New regulatory roles continue to emerge for natural and engineered non-coding RNAs, many of which need to fold into specific structures to carry out their function. Structural analysis is thus fundamental to understanding key cellular mechanisms and to accelerating the discovery and engineering of new RNAs for biotechnology and therapeutic applications. However, the applicability and scaling of reliable structure prediction techniques is vastly limited by technological and economical constraints, whereas the reliability of popular computational methods is generally poor. These limitations underlie a growing need to develop methodologies that enable rapid, yet accurate, characterization of structural features.
Our group tackles this challenge by focusing on nascent technologies which couple experimental approaches to detecting RNA structure with next-generation DNA sequencing. To fully leverage these advances, parallel advances in computational structural analysis must be made. Projects at the lab address the need for computational infrastructure at three levels:
1). Informatics for transcriptome-wide experiments (Ribonomics): developing data analysis platforms for high-throughput RNA structure characterization experiments.
2). Computational structural biology: developing machine-learning algorithms for integrating these data with biophysical models of folding dynamics to improve structure prediction capabilities.
3). Molecular systems engineering: applying the developed algorithms to a range of biological systems to address bioengineering, biomedical, and scientific problems.

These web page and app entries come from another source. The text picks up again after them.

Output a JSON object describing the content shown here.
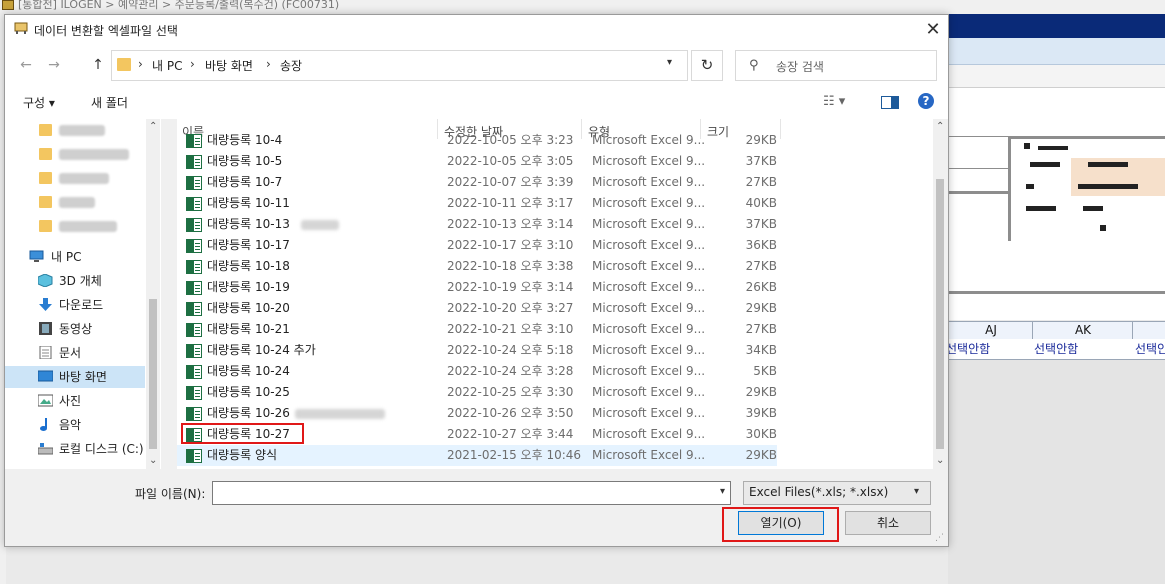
{
  "background_app": {
    "title": "[통합전] ILOGEN > 예약관리 > 주문등록/출력(복수건) (FC00731)",
    "grid_headers": [
      "AJ",
      "AK"
    ],
    "grid_cells": [
      "선택안함",
      "선택안함",
      "선택안"
    ]
  },
  "dialog": {
    "title": "데이터 변환할 엑셀파일 선택",
    "close_label": "✕"
  },
  "nav": {
    "back": "←",
    "forward": "→",
    "up": "↑",
    "breadcrumb": [
      "내 PC",
      "바탕 화면",
      "송장"
    ],
    "refresh": "↻",
    "search_placeholder": "송장 검색"
  },
  "commands": {
    "organize": "구성 ▾",
    "new_folder": "새 폴더",
    "help": "?"
  },
  "sidebar": {
    "this_pc": "내 PC",
    "items": [
      {
        "label": "3D 개체",
        "icon": "3d-objects-icon"
      },
      {
        "label": "다운로드",
        "icon": "download-icon"
      },
      {
        "label": "동영상",
        "icon": "video-icon"
      },
      {
        "label": "문서",
        "icon": "document-icon"
      },
      {
        "label": "바탕 화면",
        "icon": "desktop-icon",
        "selected": true
      },
      {
        "label": "사진",
        "icon": "pictures-icon"
      },
      {
        "label": "음악",
        "icon": "music-icon"
      },
      {
        "label": "로컬 디스크 (C:)",
        "icon": "drive-icon"
      }
    ]
  },
  "file_list": {
    "columns": [
      "이름",
      "수정한 날짜",
      "유형",
      "크기"
    ],
    "rows": [
      {
        "name": "대량등록 10-4",
        "date": "2022-10-05 오후 3:23",
        "type": "Microsoft Excel 9...",
        "size": "29KB"
      },
      {
        "name": "대량등록 10-5",
        "date": "2022-10-05 오후 3:05",
        "type": "Microsoft Excel 9...",
        "size": "37KB"
      },
      {
        "name": "대량등록 10-7",
        "date": "2022-10-07 오후 3:39",
        "type": "Microsoft Excel 9...",
        "size": "27KB"
      },
      {
        "name": "대량등록 10-11",
        "date": "2022-10-11 오후 3:17",
        "type": "Microsoft Excel 9...",
        "size": "40KB"
      },
      {
        "name": "대량등록 10-13",
        "date": "2022-10-13 오후 3:14",
        "type": "Microsoft Excel 9...",
        "size": "37KB",
        "blur": 1
      },
      {
        "name": "대량등록 10-17",
        "date": "2022-10-17 오후 3:10",
        "type": "Microsoft Excel 9...",
        "size": "36KB"
      },
      {
        "name": "대량등록 10-18",
        "date": "2022-10-18 오후 3:38",
        "type": "Microsoft Excel 9...",
        "size": "27KB"
      },
      {
        "name": "대량등록 10-19",
        "date": "2022-10-19 오후 3:14",
        "type": "Microsoft Excel 9...",
        "size": "26KB"
      },
      {
        "name": "대량등록 10-20",
        "date": "2022-10-20 오후 3:27",
        "type": "Microsoft Excel 9...",
        "size": "29KB"
      },
      {
        "name": "대량등록 10-21",
        "date": "2022-10-21 오후 3:10",
        "type": "Microsoft Excel 9...",
        "size": "27KB"
      },
      {
        "name": "대량등록 10-24 추가",
        "date": "2022-10-24 오후 5:18",
        "type": "Microsoft Excel 9...",
        "size": "34KB"
      },
      {
        "name": "대량등록 10-24",
        "date": "2022-10-24 오후 3:28",
        "type": "Microsoft Excel 9...",
        "size": "5KB"
      },
      {
        "name": "대량등록 10-25",
        "date": "2022-10-25 오후 3:30",
        "type": "Microsoft Excel 9...",
        "size": "29KB"
      },
      {
        "name": "대량등록 10-26",
        "date": "2022-10-26 오후 3:50",
        "type": "Microsoft Excel 9...",
        "size": "39KB",
        "blur": 2
      },
      {
        "name": "대량등록 10-27",
        "date": "2022-10-27 오후 3:44",
        "type": "Microsoft Excel 9...",
        "size": "30KB",
        "highlight": true
      },
      {
        "name": "대량등록 양식",
        "date": "2021-02-15 오후 10:46",
        "type": "Microsoft Excel 9...",
        "size": "29KB",
        "selected": true
      }
    ]
  },
  "footer": {
    "filename_label": "파일 이름(N):",
    "filename_value": "",
    "filetype": "Excel Files(*.xls; *.xlsx)",
    "open": "열기(O)",
    "cancel": "취소"
  }
}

Ribonomics (RNA Genomics)
|Recent breakthroughs in DNA sequencing technologies have dramatically reduced the cost and complexity of genome sequencing, thereby expanding our ability to study multiple organisms rapidly and efficiently. Furthermore, these advances have transformed the field of molecular biology, with the continuing emergence of a multitude of new experimental approaches, which harness cheap DNA sequencing to obtain molecular measurements at the whole-cell level. These novel experiments allow us to study DNA, RNA, and Protein-DNA/RNA interactions at unprecedented resolution and scope. At the same time, they generate massive datasets, which entail significant complexities and statistical ambiguities that we have not encountered before. These in turn convolute the desired information and warrant the development of statistical models and methods that can reconstruct it from such noisy molecular measurements.We are working on analysis methods for such sequencing-based data, with particular emphasis on measurements of RNA structure, where biochemical methods are used to discriminate between structurally-constrained and unconstrained nucleotides. Our work spans three aspects of data analysis: 1). Modeling the measurements and their relationship to structure and linking them to statistical uncertainties in the data, 2). Developing efficient and robust statistical inference algorithms to faithfully recover the structural information, and 3). Analyzing these datasets within the context of other genomics datasets.|
Computational Structural RNA Biology

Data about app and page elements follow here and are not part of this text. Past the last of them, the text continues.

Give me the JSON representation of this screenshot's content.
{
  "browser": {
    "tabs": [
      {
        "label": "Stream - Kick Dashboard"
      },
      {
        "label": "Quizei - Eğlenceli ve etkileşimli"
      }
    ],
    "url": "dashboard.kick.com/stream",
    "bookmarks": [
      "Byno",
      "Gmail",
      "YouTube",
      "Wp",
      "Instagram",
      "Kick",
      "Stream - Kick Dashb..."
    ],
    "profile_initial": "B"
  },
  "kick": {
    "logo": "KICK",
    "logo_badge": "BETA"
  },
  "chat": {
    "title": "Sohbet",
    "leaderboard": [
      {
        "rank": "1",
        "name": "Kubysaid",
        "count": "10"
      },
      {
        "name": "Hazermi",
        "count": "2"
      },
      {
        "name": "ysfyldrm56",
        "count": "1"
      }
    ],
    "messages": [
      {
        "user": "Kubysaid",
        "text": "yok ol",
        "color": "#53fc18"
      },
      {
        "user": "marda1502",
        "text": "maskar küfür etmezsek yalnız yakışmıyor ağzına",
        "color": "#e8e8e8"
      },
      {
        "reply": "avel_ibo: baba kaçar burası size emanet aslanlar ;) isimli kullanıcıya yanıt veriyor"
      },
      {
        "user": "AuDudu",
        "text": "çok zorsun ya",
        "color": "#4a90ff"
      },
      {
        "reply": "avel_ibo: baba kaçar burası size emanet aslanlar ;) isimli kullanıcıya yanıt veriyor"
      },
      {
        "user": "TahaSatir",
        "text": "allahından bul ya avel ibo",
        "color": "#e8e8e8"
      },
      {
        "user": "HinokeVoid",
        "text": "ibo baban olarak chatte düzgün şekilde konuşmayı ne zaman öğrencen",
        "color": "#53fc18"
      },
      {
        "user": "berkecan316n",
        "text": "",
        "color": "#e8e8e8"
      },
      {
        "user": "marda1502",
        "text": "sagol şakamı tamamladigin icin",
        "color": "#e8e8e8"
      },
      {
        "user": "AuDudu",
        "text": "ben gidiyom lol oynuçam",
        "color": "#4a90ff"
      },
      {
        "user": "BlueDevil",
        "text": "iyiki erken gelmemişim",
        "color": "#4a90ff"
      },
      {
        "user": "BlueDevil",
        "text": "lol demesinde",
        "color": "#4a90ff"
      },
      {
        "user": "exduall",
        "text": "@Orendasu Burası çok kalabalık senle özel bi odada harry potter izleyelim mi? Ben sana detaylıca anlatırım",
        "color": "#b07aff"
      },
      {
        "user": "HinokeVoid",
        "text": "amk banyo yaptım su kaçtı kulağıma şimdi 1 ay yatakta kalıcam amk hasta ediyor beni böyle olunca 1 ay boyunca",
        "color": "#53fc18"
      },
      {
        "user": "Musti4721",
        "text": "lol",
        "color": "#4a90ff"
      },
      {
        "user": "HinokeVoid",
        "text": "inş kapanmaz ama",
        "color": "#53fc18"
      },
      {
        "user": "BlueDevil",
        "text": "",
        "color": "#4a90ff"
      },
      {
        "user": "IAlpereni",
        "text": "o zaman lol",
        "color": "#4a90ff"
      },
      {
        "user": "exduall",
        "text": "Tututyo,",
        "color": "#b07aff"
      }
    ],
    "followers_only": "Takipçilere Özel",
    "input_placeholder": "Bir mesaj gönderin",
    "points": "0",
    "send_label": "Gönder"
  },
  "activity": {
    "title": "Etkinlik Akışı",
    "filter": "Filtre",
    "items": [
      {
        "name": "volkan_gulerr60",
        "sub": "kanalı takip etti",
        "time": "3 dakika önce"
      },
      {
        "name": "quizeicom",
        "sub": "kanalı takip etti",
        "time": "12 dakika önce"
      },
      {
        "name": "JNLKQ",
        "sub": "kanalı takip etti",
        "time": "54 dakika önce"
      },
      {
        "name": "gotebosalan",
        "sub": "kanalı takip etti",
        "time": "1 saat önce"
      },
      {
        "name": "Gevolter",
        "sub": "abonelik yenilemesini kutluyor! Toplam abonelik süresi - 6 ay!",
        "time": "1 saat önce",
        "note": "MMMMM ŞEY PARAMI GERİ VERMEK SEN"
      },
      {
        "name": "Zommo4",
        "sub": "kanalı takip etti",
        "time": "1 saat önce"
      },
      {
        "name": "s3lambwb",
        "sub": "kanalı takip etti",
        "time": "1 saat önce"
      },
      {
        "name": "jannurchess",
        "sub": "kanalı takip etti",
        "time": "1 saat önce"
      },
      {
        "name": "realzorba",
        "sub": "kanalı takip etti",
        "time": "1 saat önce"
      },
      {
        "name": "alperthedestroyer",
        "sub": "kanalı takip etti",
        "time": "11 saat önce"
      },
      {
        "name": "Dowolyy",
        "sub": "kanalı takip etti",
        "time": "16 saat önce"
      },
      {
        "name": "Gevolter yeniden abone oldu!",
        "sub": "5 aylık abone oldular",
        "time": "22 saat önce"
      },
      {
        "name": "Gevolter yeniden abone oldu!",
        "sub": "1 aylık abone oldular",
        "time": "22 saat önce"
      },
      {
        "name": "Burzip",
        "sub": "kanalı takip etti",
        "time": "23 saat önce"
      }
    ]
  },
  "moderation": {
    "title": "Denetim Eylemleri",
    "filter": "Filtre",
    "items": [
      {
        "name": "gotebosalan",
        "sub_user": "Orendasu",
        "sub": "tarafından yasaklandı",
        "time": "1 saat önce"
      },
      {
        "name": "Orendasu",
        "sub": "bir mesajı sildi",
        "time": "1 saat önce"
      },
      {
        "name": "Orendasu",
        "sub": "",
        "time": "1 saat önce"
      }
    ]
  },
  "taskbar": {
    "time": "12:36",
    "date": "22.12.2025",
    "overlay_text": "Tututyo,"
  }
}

|While these emerging techniques lay an infrastructure to affordable transcriptome-wide structural studies, the information they report is incomplete. This is primarily because the data consist of “soft” (as opposed to hard, or binary) indicators of a nucleotide’s base-pairing state and furthermore, they do not report pairing partner identities. This limits our ability to resolve structure from data and sequence information alone and necessitates complementation by additional knowledge bases, such as thermodynamics theory, phylogenetics, and the underlying biology. We are developing algorithmic strategies to fusing these knowledge sources together, with minimum required user input, to enhance the currently-limited power of computational RNA structure prediction methods.|
Molecular Systems Engineering

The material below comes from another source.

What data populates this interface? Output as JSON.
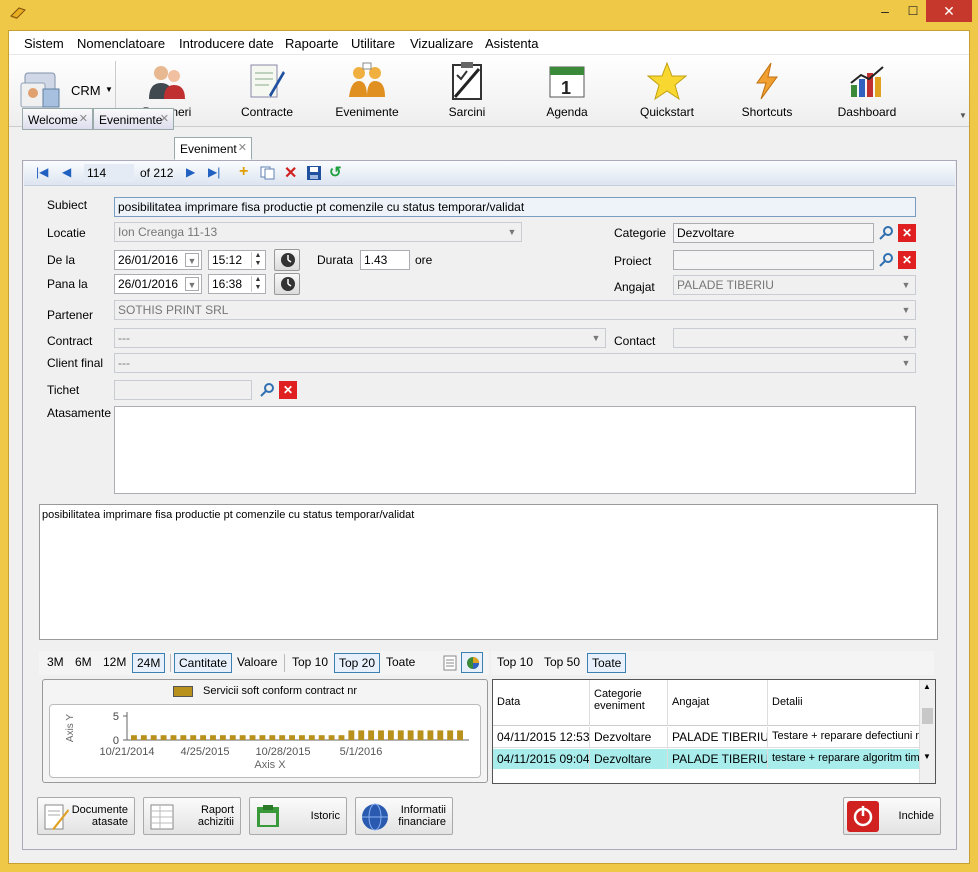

|To ground theory in practice, we have interest in applying our methodologies to a range of biological problems. The goal of this work is twofold: 1). Demonstrate the power of the methods to elucidate molecular RNA-based mechanisms, and 2). Validate, improve, and refine the algorithms we are designing. We will therefore soon operate a small molecular biology wet lab for exploratory validation of computational predictions and models. We are especially interested in applications in synthetic biology and biotechnology, such as the design of RNA aptamers and Riboswitches (RNA-based switches), in gene regulation via RNA:RNA interactions, and in RNA virology.|